The 1920s were the best of times and the worst of times. Society was made up of the haves and the have-nots. The wealth-gap was huge. Today, that gap is bigger than it was a century ago.

The 1920s saw modern corporations and the federal government in a close alliance. And everyone thought that was a good thing, until October 29, 1929. A day known as Black Tuesday, the day stock market crashed, which would mark the beginning of the Great Depression. After that happened, Americans weren’t so sure about the big corporations’ influence over their government.

The equivalent (and hopefully the extent of it) comparison in our time would be “The Great Recession of 2007 – 2009.”

America 1920, commercial radio was born in America. It was the start of a mass communications revolution. It would kill Vaudeville.

Déjà vu All Over Again – Yogi Berra

Today, we are living in a period of world history that is undergoing a new communications revolution brought about by the creation of the Internet and the smartphone. And what the Internet of Things is doing is challenging the business model of just about every business.

When TV came along in the 1950s, it took the entertainment that radio had stolen from Vaudeville and stole it from radio. But radio, unlike Vaudeville back in the 20s, didn’t die. It re-invented itself into a new form of mass communication.

The challenge for radio today, unlike back in the beginning, is that broadcasters and the government understood they had to make a choice. Have lots of broadcasters and poor quality of broadcasts – OR – have fewer broadcasters but ones that could support the economics of high quality broadcasts.

Broadcasting in those early days was all live programs. Live music, live drama, live comedy, live variety, live everything. This requirement to do only live programming is what separated the big boys from the amateurs and that’s how those corporations got the best signals and the most power to broadcast on.

Operating in the Public Interest

 The requirement for gaining access to the public airwaves for these big broadcasters was that they operate in the “public interest, convenience and/or necessity.” The Radio Act of 1927 would embody these principles:

  • Access to the public airwaves would be restricted to a few quality broadcasters vs. lots of mediocre ones

  • They would operate in the public interest

  • They would be regulated by the government

  • They would be a commercial medium operated by private entities

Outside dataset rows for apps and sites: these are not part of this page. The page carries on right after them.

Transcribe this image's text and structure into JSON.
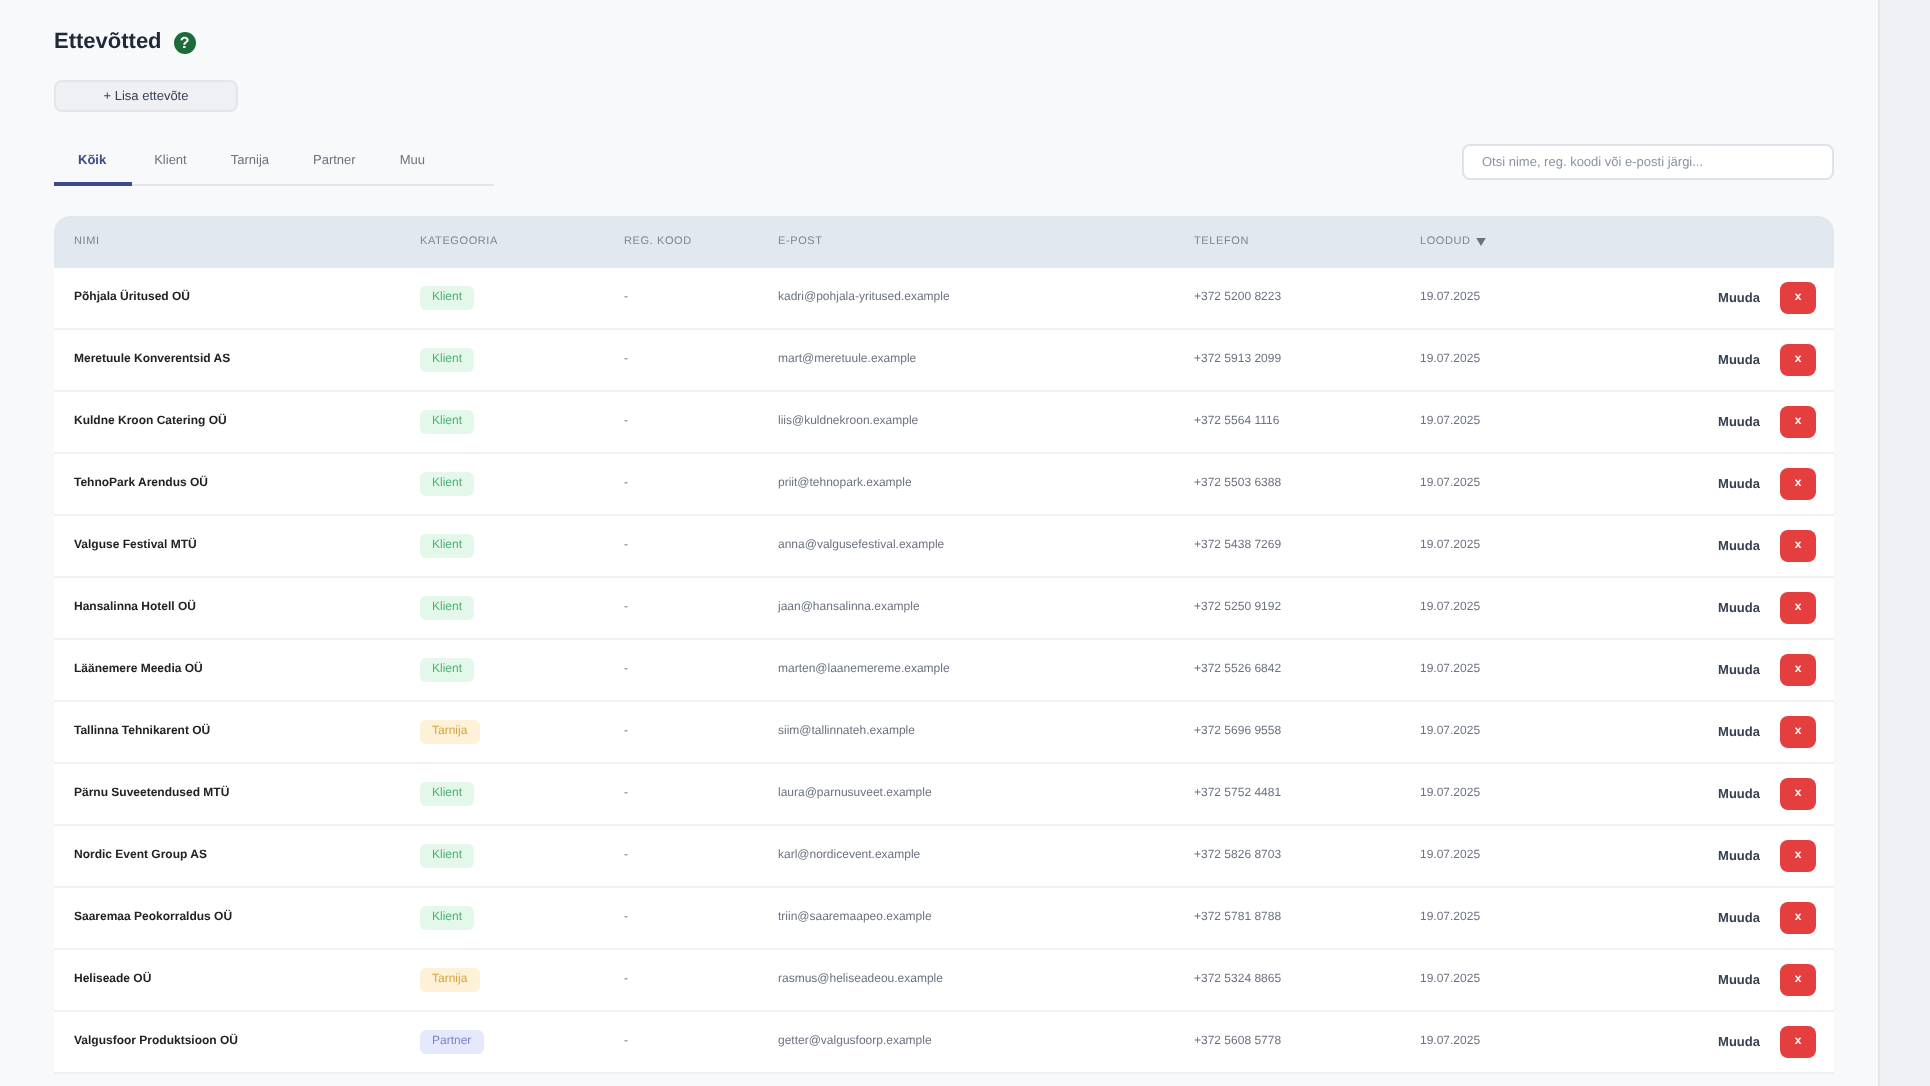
{
  "page": {
    "title": "Ettevõtted",
    "help": "?"
  },
  "add_button": "+ Lisa ettevõte",
  "tabs": [
    {
      "label": "Kõik",
      "selected": true
    },
    {
      "label": "Klient",
      "selected": false
    },
    {
      "label": "Tarnija",
      "selected": false
    },
    {
      "label": "Partner",
      "selected": false
    },
    {
      "label": "Muu",
      "selected": false
    }
  ],
  "search": {
    "placeholder": "Otsi nime, reg. koodi või e-posti järgi..."
  },
  "table": {
    "columns": [
      {
        "label": "NIMI",
        "sorted": false
      },
      {
        "label": "KATEGOORIA",
        "sorted": false
      },
      {
        "label": "REG. KOOD",
        "sorted": false
      },
      {
        "label": "E-POST",
        "sorted": false
      },
      {
        "label": "TELEFON",
        "sorted": false
      },
      {
        "label": "LOODUD",
        "sorted": true
      }
    ],
    "rows": [
      {
        "name": "Põhjala Üritused OÜ",
        "category": "Klient",
        "kind": "client",
        "reg": "-",
        "email": "kadri@pohjala-yritused.example",
        "phone": "+372 5200 8223",
        "created": "19.07.2025",
        "edit": "Muuda",
        "delete": "x"
      },
      {
        "name": "Meretuule Konverentsid AS",
        "category": "Klient",
        "kind": "client",
        "reg": "-",
        "email": "mart@meretuule.example",
        "phone": "+372 5913 2099",
        "created": "19.07.2025",
        "edit": "Muuda",
        "delete": "x"
      },
      {
        "name": "Kuldne Kroon Catering OÜ",
        "category": "Klient",
        "kind": "client",
        "reg": "-",
        "email": "liis@kuldnekroon.example",
        "phone": "+372 5564 1116",
        "created": "19.07.2025",
        "edit": "Muuda",
        "delete": "x"
      },
      {
        "name": "TehnoPark Arendus OÜ",
        "category": "Klient",
        "kind": "client",
        "reg": "-",
        "email": "priit@tehnopark.example",
        "phone": "+372 5503 6388",
        "created": "19.07.2025",
        "edit": "Muuda",
        "delete": "x"
      },
      {
        "name": "Valguse Festival MTÜ",
        "category": "Klient",
        "kind": "client",
        "reg": "-",
        "email": "anna@valgusefestival.example",
        "phone": "+372 5438 7269",
        "created": "19.07.2025",
        "edit": "Muuda",
        "delete": "x"
      },
      {
        "name": "Hansalinna Hotell OÜ",
        "category": "Klient",
        "kind": "client",
        "reg": "-",
        "email": "jaan@hansalinna.example",
        "phone": "+372 5250 9192",
        "created": "19.07.2025",
        "edit": "Muuda",
        "delete": "x"
      },
      {
        "name": "Läänemere Meedia OÜ",
        "category": "Klient",
        "kind": "client",
        "reg": "-",
        "email": "marten@laanemereme.example",
        "phone": "+372 5526 6842",
        "created": "19.07.2025",
        "edit": "Muuda",
        "delete": "x"
      },
      {
        "name": "Tallinna Tehnikarent OÜ",
        "category": "Tarnija",
        "kind": "supplier",
        "reg": "-",
        "email": "siim@tallinnateh.example",
        "phone": "+372 5696 9558",
        "created": "19.07.2025",
        "edit": "Muuda",
        "delete": "x"
      },
      {
        "name": "Pärnu Suveetendused MTÜ",
        "category": "Klient",
        "kind": "client",
        "reg": "-",
        "email": "laura@parnusuveet.example",
        "phone": "+372 5752 4481",
        "created": "19.07.2025",
        "edit": "Muuda",
        "delete": "x"
      },
      {
        "name": "Nordic Event Group AS",
        "category": "Klient",
        "kind": "client",
        "reg": "-",
        "email": "karl@nordicevent.example",
        "phone": "+372 5826 8703",
        "created": "19.07.2025",
        "edit": "Muuda",
        "delete": "x"
      },
      {
        "name": "Saaremaa Peokorraldus OÜ",
        "category": "Klient",
        "kind": "client",
        "reg": "-",
        "email": "triin@saaremaapeo.example",
        "phone": "+372 5781 8788",
        "created": "19.07.2025",
        "edit": "Muuda",
        "delete": "x"
      },
      {
        "name": "Heliseade OÜ",
        "category": "Tarnija",
        "kind": "supplier",
        "reg": "-",
        "email": "rasmus@heliseadeou.example",
        "phone": "+372 5324 8865",
        "created": "19.07.2025",
        "edit": "Muuda",
        "delete": "x"
      },
      {
        "name": "Valgusfoor Produktsioon OÜ",
        "category": "Partner",
        "kind": "partner",
        "reg": "-",
        "email": "getter@valgusfoorp.example",
        "phone": "+372 5608 5778",
        "created": "19.07.2025",
        "edit": "Muuda",
        "delete": "x"
      }
    ]
  }
}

Today, the government is licensing Lower Power FM stations and Translator FM stations like Johnny Appleseed planted apple trees. Today there are 22,970 radio stations broadcasting in America as of June 2015. Add to this the infinite number of streaming radio stations on the Internet and you can see how this challenges today’s radio owner to fulfill operating in the “public interest, convenience and/or necessity” and make a profit.

While some may make the case that radio is not living up to the original covenant, you also need to realize that neither is the government. Less radio stations enabled broadcasters to provide more services to their communities of license.

Nielsen Audio says radio still reaches over 92% of all Americans 12-years of age and older on a weekly basis. It’s the #1 reach medium today. It has always been the #1 frequency medium. That powerful combination of reach & frequency is the one-two punch of effective advertising. American’s still love their radio.

But today, places to advertise on radio are infinite. The advertising budgets, however, are finite. The advertising pie has never been cut thinner.

And that’s the problem.

3 Comments

Filed under Education, Mentor, Radio, Sales